7 Steps to Successful Photos 

Frame subject with full face, front view, eyes open

Make sure photo presents full head from top of hair to bottom of chin; height of head should measure 1 inch to 1-3/8 inches (25 mm to 35 mm)

Center head within frame (see Figure 2 below)


Make sure eye height is between 1-1/8 inches to 1-3/8 inches (28 mm and 35 mm) from bottom of photo


Photograph subject against a plain white or off-white background


Position subject and lighting so that there are no distracting shadows on the face or background


Encourage subject to have a natural expression

Figure 2. Head Position & Placement

Figure 2. Head Position & Placement

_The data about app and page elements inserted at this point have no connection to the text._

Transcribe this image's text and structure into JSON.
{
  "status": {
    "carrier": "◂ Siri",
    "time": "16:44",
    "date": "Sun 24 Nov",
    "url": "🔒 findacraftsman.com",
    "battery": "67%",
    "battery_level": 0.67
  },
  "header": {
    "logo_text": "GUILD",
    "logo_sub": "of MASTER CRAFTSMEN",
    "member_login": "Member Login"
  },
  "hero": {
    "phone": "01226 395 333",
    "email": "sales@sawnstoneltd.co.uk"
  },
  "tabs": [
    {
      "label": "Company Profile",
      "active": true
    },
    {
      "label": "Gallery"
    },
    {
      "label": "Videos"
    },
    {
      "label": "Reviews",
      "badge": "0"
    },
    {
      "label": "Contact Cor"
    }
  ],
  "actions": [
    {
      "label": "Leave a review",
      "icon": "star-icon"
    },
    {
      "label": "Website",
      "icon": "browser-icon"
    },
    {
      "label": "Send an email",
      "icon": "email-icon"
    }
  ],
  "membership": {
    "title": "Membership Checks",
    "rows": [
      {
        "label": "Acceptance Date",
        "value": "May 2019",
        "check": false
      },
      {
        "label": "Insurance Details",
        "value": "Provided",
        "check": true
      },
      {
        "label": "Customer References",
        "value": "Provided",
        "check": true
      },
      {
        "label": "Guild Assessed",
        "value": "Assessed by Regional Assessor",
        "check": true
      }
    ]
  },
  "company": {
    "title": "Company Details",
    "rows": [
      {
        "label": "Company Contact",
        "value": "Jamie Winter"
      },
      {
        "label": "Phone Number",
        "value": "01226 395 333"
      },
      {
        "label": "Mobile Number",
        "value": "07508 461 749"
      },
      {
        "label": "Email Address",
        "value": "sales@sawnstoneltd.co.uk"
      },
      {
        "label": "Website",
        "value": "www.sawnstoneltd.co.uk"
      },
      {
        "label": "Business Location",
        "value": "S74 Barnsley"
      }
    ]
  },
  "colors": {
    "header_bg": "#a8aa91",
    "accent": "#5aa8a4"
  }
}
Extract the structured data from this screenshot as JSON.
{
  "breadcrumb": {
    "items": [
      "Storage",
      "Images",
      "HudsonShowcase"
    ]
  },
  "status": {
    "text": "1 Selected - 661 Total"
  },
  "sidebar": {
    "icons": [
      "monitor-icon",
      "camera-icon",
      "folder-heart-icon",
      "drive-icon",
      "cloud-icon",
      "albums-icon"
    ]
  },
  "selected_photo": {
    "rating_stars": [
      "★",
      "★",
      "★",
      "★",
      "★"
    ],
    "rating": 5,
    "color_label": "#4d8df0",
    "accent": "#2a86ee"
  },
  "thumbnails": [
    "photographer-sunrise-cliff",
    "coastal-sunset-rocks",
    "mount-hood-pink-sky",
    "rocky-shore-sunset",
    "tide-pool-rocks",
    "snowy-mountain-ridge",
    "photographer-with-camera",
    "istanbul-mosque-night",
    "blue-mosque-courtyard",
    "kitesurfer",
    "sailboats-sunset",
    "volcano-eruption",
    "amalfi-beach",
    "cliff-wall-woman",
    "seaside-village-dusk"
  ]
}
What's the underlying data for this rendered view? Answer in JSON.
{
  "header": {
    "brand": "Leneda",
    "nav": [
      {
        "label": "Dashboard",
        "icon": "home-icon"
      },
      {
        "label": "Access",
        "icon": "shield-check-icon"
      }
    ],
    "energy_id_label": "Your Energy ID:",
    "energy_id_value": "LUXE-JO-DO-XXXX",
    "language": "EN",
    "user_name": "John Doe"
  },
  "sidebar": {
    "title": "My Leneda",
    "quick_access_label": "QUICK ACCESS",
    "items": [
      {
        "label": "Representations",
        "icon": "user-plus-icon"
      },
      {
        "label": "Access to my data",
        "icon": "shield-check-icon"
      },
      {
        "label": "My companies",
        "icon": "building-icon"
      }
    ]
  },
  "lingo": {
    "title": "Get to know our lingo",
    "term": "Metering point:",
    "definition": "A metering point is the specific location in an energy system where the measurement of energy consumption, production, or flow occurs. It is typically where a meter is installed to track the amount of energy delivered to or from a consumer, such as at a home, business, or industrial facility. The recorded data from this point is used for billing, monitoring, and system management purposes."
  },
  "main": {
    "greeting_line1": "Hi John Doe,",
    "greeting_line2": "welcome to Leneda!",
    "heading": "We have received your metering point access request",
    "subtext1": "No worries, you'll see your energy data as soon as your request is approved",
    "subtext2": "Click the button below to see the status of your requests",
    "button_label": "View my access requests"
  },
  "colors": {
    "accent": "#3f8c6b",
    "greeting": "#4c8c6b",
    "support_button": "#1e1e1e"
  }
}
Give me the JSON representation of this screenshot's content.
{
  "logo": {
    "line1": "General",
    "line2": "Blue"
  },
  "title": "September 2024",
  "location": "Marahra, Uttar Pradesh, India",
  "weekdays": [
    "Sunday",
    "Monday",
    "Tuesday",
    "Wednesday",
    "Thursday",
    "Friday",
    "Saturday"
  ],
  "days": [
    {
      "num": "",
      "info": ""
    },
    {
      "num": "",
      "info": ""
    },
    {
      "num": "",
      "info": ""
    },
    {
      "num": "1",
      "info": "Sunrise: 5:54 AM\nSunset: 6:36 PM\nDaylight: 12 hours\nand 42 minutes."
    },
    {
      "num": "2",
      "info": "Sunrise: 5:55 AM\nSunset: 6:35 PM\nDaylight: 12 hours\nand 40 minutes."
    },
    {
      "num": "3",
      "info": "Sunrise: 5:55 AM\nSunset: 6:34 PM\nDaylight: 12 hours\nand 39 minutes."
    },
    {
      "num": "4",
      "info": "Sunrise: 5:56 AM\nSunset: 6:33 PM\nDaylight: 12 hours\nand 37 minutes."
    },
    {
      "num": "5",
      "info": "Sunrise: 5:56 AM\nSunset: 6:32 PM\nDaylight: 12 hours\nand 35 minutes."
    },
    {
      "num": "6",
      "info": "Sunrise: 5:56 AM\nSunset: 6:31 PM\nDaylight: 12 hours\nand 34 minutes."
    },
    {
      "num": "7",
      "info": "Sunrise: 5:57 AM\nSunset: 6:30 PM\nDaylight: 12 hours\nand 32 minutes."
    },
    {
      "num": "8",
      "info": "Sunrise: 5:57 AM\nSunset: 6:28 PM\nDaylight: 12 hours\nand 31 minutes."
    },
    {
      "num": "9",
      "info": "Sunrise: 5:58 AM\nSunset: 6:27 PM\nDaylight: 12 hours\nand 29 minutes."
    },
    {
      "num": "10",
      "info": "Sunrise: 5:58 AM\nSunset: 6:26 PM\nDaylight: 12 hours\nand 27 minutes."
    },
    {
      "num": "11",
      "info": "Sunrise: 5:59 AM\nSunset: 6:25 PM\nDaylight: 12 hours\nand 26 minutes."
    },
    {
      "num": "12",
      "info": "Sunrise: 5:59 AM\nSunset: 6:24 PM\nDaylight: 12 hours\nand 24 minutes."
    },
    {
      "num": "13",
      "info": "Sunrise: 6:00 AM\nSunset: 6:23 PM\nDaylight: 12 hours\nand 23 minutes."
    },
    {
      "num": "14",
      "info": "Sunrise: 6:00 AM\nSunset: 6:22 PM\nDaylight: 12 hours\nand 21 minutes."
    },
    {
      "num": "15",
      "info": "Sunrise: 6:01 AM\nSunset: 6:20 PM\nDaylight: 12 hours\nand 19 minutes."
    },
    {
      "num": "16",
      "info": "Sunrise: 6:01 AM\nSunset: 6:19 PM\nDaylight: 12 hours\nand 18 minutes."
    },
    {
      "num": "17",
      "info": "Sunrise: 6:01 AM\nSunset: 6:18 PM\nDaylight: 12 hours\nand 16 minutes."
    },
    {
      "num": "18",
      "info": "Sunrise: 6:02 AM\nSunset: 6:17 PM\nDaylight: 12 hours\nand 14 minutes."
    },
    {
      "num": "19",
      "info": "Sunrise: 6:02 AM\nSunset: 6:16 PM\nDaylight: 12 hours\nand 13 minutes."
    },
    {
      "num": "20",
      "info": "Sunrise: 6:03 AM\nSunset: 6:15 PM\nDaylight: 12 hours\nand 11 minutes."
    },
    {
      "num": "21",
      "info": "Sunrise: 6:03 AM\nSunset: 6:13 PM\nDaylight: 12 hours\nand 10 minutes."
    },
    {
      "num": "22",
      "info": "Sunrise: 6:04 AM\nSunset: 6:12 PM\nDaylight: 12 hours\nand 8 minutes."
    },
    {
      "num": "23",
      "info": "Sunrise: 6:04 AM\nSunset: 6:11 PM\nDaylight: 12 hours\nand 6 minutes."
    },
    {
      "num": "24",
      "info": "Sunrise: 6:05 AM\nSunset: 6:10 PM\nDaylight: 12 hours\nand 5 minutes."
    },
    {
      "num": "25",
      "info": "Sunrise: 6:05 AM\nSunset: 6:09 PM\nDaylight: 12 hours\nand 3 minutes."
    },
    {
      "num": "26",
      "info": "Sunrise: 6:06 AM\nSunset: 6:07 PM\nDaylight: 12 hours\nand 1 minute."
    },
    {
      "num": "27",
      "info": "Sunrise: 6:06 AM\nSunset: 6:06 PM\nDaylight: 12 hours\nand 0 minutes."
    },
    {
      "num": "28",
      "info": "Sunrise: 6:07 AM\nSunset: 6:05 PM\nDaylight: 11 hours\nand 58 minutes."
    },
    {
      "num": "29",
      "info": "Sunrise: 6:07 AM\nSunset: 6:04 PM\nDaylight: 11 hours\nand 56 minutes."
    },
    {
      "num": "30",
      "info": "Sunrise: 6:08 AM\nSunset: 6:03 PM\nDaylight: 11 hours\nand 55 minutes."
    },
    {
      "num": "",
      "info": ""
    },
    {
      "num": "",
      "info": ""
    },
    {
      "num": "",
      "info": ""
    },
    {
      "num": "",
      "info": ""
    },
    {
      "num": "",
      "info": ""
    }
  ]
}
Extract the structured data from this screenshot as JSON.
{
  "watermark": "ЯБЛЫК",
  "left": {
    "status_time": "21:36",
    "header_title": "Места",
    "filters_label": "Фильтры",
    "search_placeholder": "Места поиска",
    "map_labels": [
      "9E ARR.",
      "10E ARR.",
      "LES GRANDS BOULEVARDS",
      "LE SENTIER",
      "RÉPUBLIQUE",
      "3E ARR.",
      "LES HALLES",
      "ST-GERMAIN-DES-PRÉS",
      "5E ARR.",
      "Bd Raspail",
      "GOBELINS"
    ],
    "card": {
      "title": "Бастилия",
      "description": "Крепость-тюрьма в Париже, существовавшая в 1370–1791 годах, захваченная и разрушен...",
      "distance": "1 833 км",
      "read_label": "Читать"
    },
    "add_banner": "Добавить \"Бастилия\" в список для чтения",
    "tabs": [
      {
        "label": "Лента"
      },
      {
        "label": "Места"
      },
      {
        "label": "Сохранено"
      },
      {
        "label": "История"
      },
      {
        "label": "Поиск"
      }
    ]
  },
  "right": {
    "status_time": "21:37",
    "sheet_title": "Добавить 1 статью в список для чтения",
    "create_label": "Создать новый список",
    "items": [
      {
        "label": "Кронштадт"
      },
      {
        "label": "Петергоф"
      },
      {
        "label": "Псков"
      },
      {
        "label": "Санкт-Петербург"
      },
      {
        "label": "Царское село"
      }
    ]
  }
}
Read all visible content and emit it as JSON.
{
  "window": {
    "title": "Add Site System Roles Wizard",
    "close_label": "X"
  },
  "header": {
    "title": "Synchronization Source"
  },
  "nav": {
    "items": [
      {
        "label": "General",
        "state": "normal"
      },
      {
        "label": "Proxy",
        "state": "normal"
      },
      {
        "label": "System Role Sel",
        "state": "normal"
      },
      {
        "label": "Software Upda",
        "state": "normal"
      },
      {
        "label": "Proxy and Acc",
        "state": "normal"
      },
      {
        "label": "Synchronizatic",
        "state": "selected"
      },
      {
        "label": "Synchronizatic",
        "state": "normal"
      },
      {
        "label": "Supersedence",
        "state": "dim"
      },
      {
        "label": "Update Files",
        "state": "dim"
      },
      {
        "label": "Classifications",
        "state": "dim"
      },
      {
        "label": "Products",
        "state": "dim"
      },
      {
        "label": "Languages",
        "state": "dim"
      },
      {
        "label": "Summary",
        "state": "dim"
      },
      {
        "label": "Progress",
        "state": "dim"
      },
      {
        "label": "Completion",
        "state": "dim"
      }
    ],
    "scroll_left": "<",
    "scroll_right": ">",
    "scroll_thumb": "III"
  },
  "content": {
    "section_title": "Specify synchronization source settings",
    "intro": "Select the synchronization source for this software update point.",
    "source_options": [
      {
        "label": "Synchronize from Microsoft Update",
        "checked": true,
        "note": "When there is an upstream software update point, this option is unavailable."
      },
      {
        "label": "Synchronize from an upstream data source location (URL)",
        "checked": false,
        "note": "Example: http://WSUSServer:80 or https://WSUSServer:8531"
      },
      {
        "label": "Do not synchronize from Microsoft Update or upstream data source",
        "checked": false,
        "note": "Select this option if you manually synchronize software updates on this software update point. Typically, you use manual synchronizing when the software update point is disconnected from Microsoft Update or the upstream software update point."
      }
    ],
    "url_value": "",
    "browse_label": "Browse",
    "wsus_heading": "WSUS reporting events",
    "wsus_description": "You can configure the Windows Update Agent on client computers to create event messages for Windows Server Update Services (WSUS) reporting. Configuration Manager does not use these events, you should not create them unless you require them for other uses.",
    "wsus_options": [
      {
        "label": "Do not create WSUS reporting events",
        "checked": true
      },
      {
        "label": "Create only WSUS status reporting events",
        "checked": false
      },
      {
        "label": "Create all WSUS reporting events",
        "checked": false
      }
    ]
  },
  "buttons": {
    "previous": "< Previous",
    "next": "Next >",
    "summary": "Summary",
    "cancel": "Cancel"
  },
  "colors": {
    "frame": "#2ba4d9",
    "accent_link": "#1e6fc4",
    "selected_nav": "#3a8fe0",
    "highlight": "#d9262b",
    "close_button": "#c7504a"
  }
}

Well-Composed Photos

Well-Composed Photos

Photo Examples

Photo Examples Banner
Head position example To prevent geometric distortion and ensure an adequate depth of field, the camera should be placed at the subject’s eye level and approximately 4 ft (120 cm) from the subject.

By placing the subject on an adjustable height seat, the height of the camera tripod can be fixed.

A lens of about 105 mm focal length on a 35 mm film camera, or its equivalent on any other camera, should provide a sufficiently flat field-of-view.

The subject’s eyes should look directly at the camera and the subject may be either smiling or not, but unusual expressions and squinting should be avoided.

Eyeglass glare example A slight downward tilt of the head will usually eliminate glare on eyeglasses.  If this does not reduce the glare, try tilting the head slightly upward or rotating the glasses slightly upward or downward.  The head should not be tilted by more than a few degrees to eliminate glare.

“Red Eye” conditions should be avoided.  Red eye is caused by a direct reflection, through the pupil, from the retina of the eye when an on-camera flash is used, particularly for a subject who has adapted to a darkened environment.  Red eye can be reduced by using an off-camera flash or by brightening the ambient lighting.

Subject background   example A distracting background should be avoided.  Use a plain wall or a photographer’s backdrop cloth as the background.  The background color may be white or off-white.

Ideally, the background will be out of focus so that minor markings or texture on the background are not apparent in the photo.

Photo Examples Banner
Brightness examples Very dark or very light apparel may cause certain auto-exposure systems to overcompensate, resulting in overly dark or light flesh tones. A neutral gray card may be used to set exposure at a consistent level before placing the subject in the scene.
Contrast examples Contrast that is too high is usually due to the overall light and shade in the scene. Correct contrast can be achieved by directing diffused lighting onto the subject. Such lighting increases the local contrast while reducing the total contrast.
Color examples Picture is affected by the type of light used. Avoid mixing incandescent and fluorescent lighting. Corrective filters can improve the overall light that reaches the conventional film or digital camera sensor, and thus remove unnatural color effects. A neutral white card may be used to set the white balance level on some advanced digital cameras.